In her victim impact statement during the virtual court proceeding on Tuesday, Gunner expressed hope for her recovery and future.

“The fact is, no penalty or incarceration will last nearly as long nor will be as mentally damaging as the emotional and physical effects this crime has had on me and my family,” Gunner wrote. “I have no choice but to focus on healing and moving forward. And I maintain hope for humanity.”

“We cannot and do not want to spend the inordinate amount of time and negative energy on reliving this nightmare over and over and over in a long, drawn-out criminal process,” added Colbert, who was also injured but released shortly after the crime. “Kimberly and I need to focus all of our positive energy on healing and trying to recover both mentally and physically from this horrific crime.”

Along with Gunner’s leg, she also suffered other devastating injuries including fractures to her jaw, requiring reconstructive surgery. She will soon begin to learn how to smile again, her cousin, Tony Catlin, told Boston 25 News.

But her outlook is positive, Catlin said. She is a fighter, determined to beat the odds.

“While she’s being told she may still lose her leg, she probably will be in a wheelchair for at least a year,” Catlin said, “no matter what people say, she’s determined to walk again.”
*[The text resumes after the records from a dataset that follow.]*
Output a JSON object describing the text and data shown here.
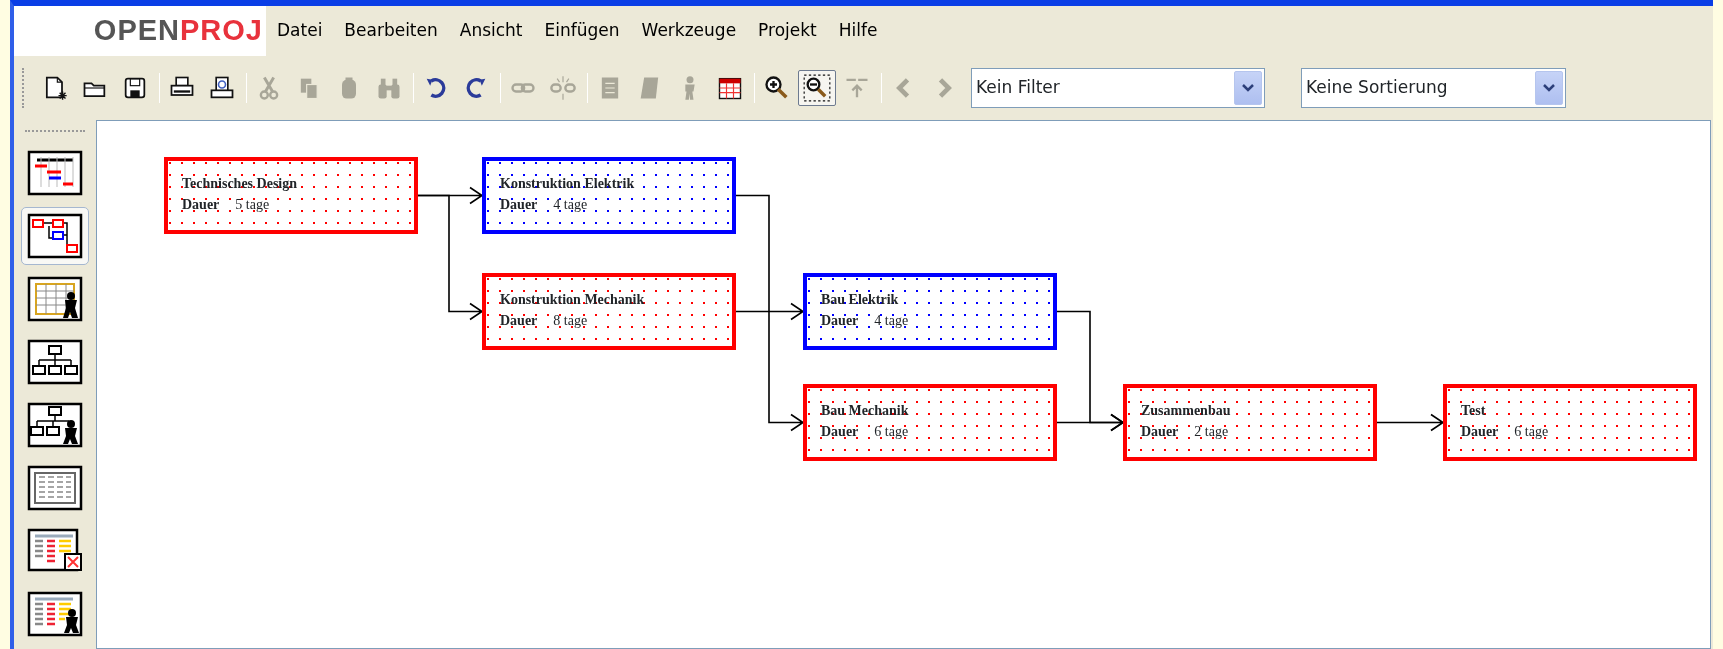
{
  "logo": {
    "text_1": "OPEN",
    "text_2": "PROJ"
  },
  "menu": [
    "Datei",
    "Bearbeiten",
    "Ansicht",
    "Einfügen",
    "Werkzeuge",
    "Projekt",
    "Hilfe"
  ],
  "toolbar": [
    {
      "disabled": false,
      "selected": false
    },
    {
      "disabled": false,
      "selected": false
    },
    {
      "disabled": false,
      "selected": false
    },
    {
      "disabled": false,
      "selected": false
    },
    {
      "disabled": false,
      "selected": false
    },
    {
      "disabled": true,
      "selected": false
    },
    {
      "disabled": true,
      "selected": false
    },
    {
      "disabled": true,
      "selected": false
    },
    {
      "disabled": true,
      "selected": false
    },
    {
      "disabled": false,
      "selected": false
    },
    {
      "disabled": false,
      "selected": false
    },
    {
      "disabled": true,
      "selected": false
    },
    {
      "disabled": true,
      "selected": false
    },
    {
      "disabled": true,
      "selected": false
    },
    {
      "disabled": true,
      "selected": false
    },
    {
      "disabled": true,
      "selected": false
    },
    {
      "disabled": false,
      "selected": false
    },
    {
      "disabled": false,
      "selected": false
    },
    {
      "disabled": false,
      "selected": true
    },
    {
      "disabled": true,
      "selected": false
    },
    {
      "disabled": true,
      "selected": false
    },
    {
      "disabled": true,
      "selected": false
    }
  ],
  "filter": {
    "value": "Kein Filter"
  },
  "sort": {
    "value": "Keine Sortierung"
  },
  "sidebar": [
    {
      "selected": false
    },
    {
      "selected": true
    },
    {
      "selected": false
    },
    {
      "selected": false
    },
    {
      "selected": false
    },
    {
      "selected": false
    },
    {
      "selected": false
    },
    {
      "selected": false
    }
  ],
  "tasks": [
    {
      "name": "Technisches Design",
      "label": "Dauer",
      "duration": "5 tage",
      "critical": true
    },
    {
      "name": "Konstruktion Elektrik",
      "label": "Dauer",
      "duration": "4 tage",
      "critical": false
    },
    {
      "name": "Konstruktion Mechanik",
      "label": "Dauer",
      "duration": "8 tage",
      "critical": true
    },
    {
      "name": "Bau Elektrik",
      "label": "Dauer",
      "duration": "4 tage",
      "critical": false
    },
    {
      "name": "Bau Mechanik",
      "label": "Dauer",
      "duration": "6 tage",
      "critical": true
    },
    {
      "name": "Zusammenbau",
      "label": "Dauer",
      "duration": "2 tage",
      "critical": true
    },
    {
      "name": "Test",
      "label": "Dauer",
      "duration": "6 tage",
      "critical": true
    }
  ]
}
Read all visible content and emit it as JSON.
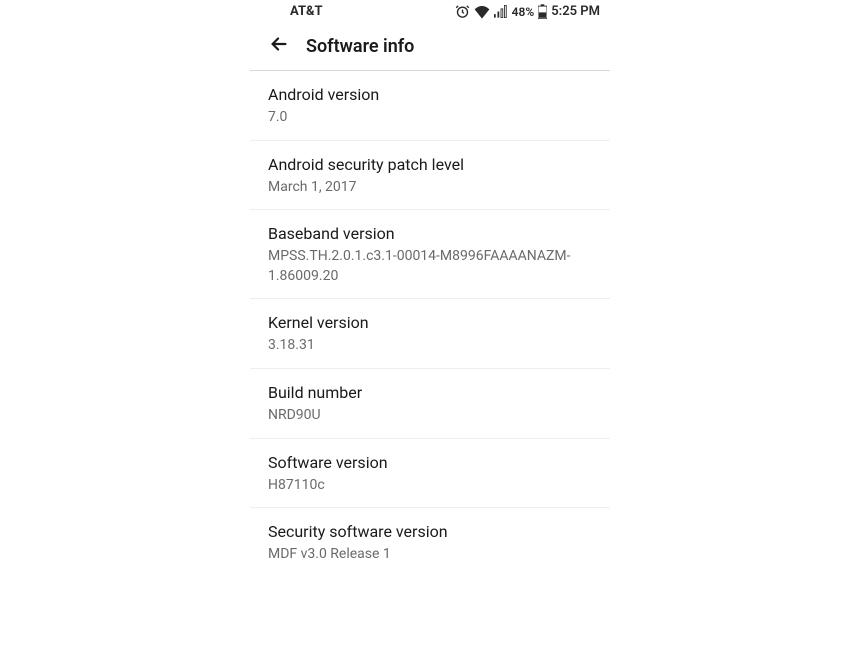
{
  "statusBar": {
    "carrier": "AT&T",
    "battery": "48%",
    "time": "5:25 PM"
  },
  "header": {
    "title": "Software info"
  },
  "items": [
    {
      "label": "Android version",
      "value": "7.0"
    },
    {
      "label": "Android security patch level",
      "value": "March 1, 2017"
    },
    {
      "label": "Baseband version",
      "value": "MPSS.TH.2.0.1.c3.1-00014-M8996FAAAANAZM-1.86009.20"
    },
    {
      "label": "Kernel version",
      "value": "3.18.31"
    },
    {
      "label": "Build number",
      "value": "NRD90U"
    },
    {
      "label": "Software version",
      "value": "H87110c"
    },
    {
      "label": "Security software version",
      "value": "MDF v3.0 Release 1"
    }
  ]
}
Community members have raised more than $150,000 to help cover the couple’s medical expenses and modifications to their home to support Gunner’s use of a wheelchair. You can donate to their online fund here.